*ACTION ITEM*: Among the following entries, how many lines hold the string "content"? State only the number.

*DATA RECORDS*:
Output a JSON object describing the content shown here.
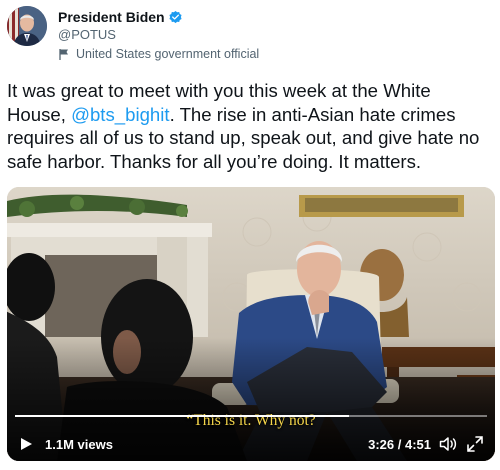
{
  "author": {
    "display_name": "President Biden",
    "handle": "@POTUS",
    "label": "United States government official"
  },
  "tweet": {
    "text_before": "It was great to meet with you this week at the White House, ",
    "mention": "@bts_bighit",
    "text_after": ". The rise in anti-Asian hate crimes requires all of us to stand up, speak out, and give hate no safe harbor. Thanks for all you’re doing. It matters."
  },
  "video": {
    "subtitle": "“This is it. Why not?",
    "views": "1.1M views",
    "time": "3:26 / 4:51",
    "progress": 0.708
  },
  "icons": {
    "verified": "verified-badge-icon",
    "label": "flag-icon",
    "play": "play-icon",
    "volume": "volume-icon",
    "fullscreen": "fullscreen-icon"
  },
  "colors": {
    "link": "#1d9bf0",
    "verified": "#1d9bf0",
    "subtitle": "#f4d54a"
  }
}
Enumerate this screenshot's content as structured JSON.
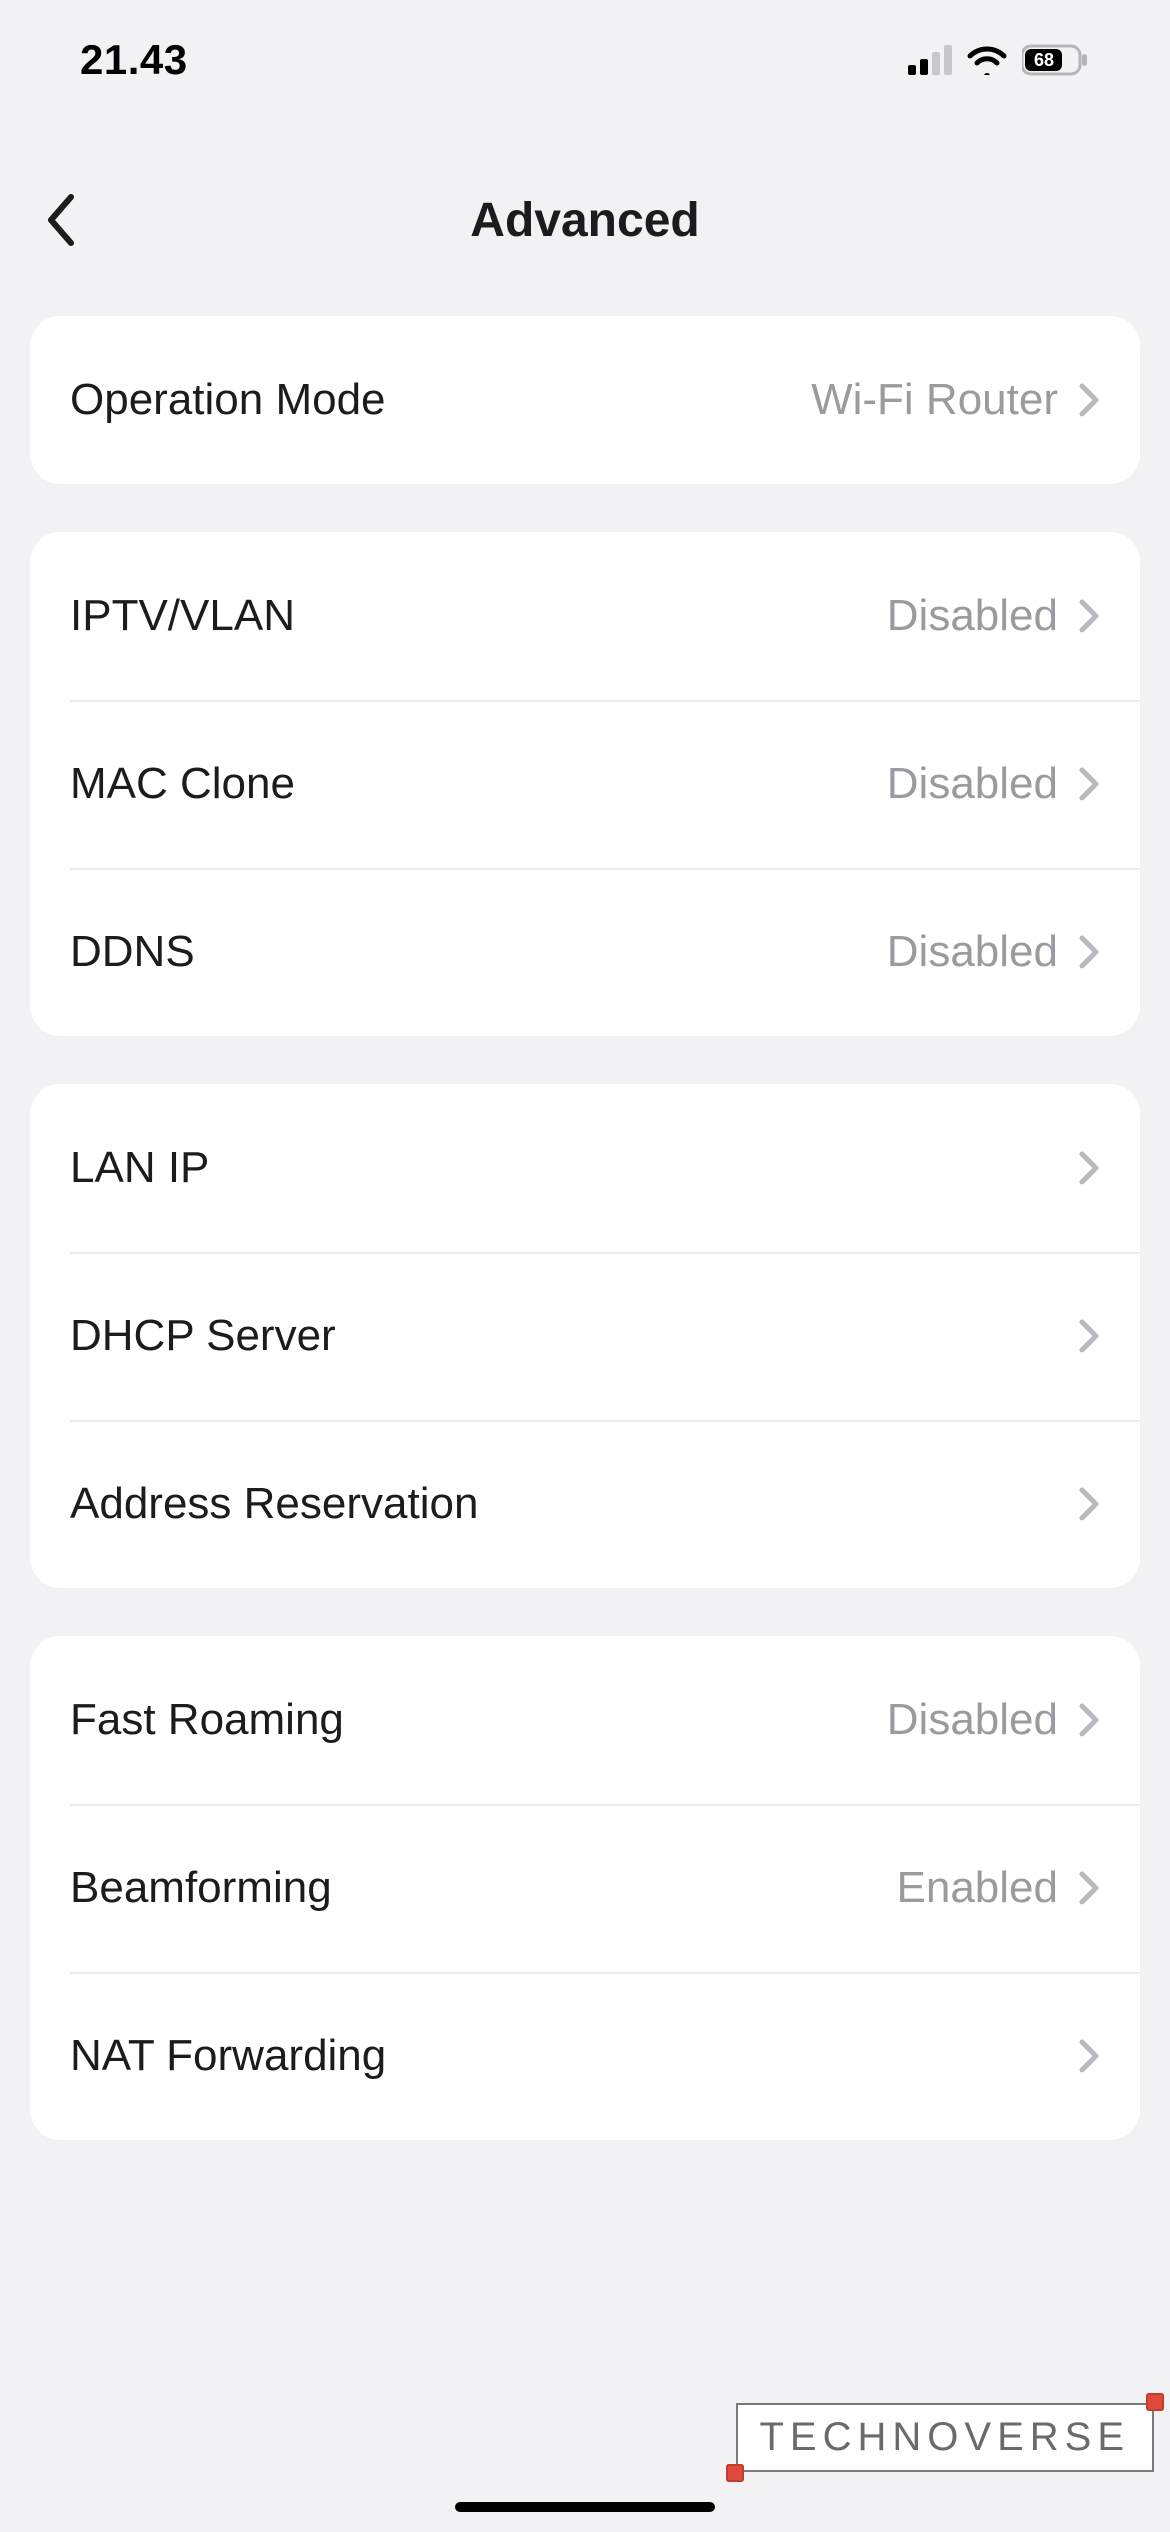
{
  "status_bar": {
    "time": "21.43",
    "battery_percent": "68"
  },
  "nav": {
    "title": "Advanced"
  },
  "groups": [
    {
      "rows": [
        {
          "label": "Operation Mode",
          "value": "Wi-Fi Router"
        }
      ]
    },
    {
      "rows": [
        {
          "label": "IPTV/VLAN",
          "value": "Disabled"
        },
        {
          "label": "MAC Clone",
          "value": "Disabled"
        },
        {
          "label": "DDNS",
          "value": "Disabled"
        }
      ]
    },
    {
      "rows": [
        {
          "label": "LAN IP",
          "value": ""
        },
        {
          "label": "DHCP Server",
          "value": ""
        },
        {
          "label": "Address Reservation",
          "value": ""
        }
      ]
    },
    {
      "rows": [
        {
          "label": "Fast Roaming",
          "value": "Disabled"
        },
        {
          "label": "Beamforming",
          "value": "Enabled"
        },
        {
          "label": "NAT Forwarding",
          "value": ""
        }
      ]
    }
  ],
  "watermark": "TECHNOVERSE"
}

*EXPECTED ANSWER*: 2